Thinking about casting a child in your company’s next commercial? Want to feature a child on your next album? Getting ready to shoot a film with a child star? If you answered "yes" to any of these questions, you need to understand the laws concerning child performers in Canada.
The laws vary from province to province, so you’ll want to check the guidelines in your area. Typically, provincial laws dictate how long children can work and how often they get breaks, and there are often differences based on age. For instance, in Ontario, before a child’s third birthday, he can only be in front of a recording device for up to 15 minutes, and then he gets at least a 20-minute break. Recording artists between the ages of 3 and 6 can work for 30 minutes before getting a mandatory break of at least 15 minutes.
Some laws stipulate that children need to have a parent on set or have access to a tutor to complete their education. There are also rules about how early and late a child can work. In Québec, for example, you must set the schedule and take commutes into account to ensure child performers are always at home between 11 p.m. and 6 a.m. Even if you’re hiring your own child, you need to pay attention to these rules.
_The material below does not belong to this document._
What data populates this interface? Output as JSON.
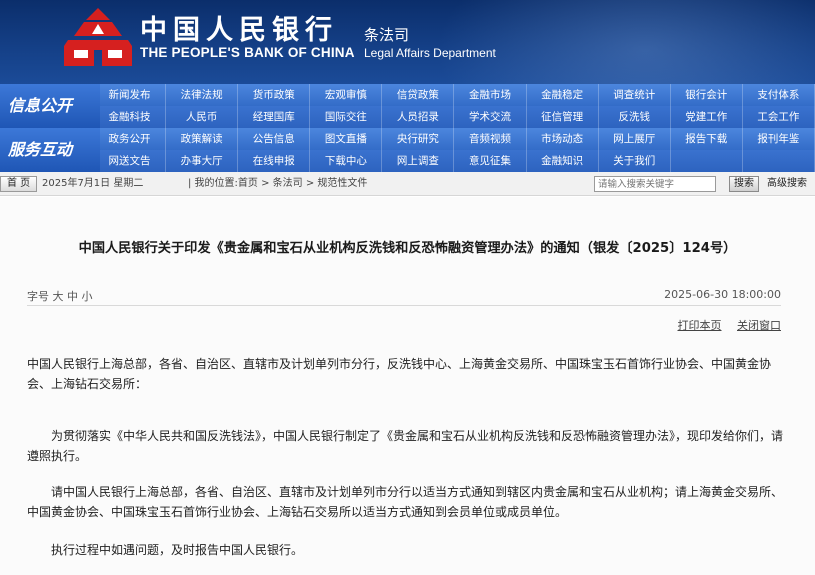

A child can be a big asset to a film, TV show, recording, or multiple other types of productions, but if your production’s success requires the use of child entertainers, you need to pay attention to the laws and respect the rights of these children.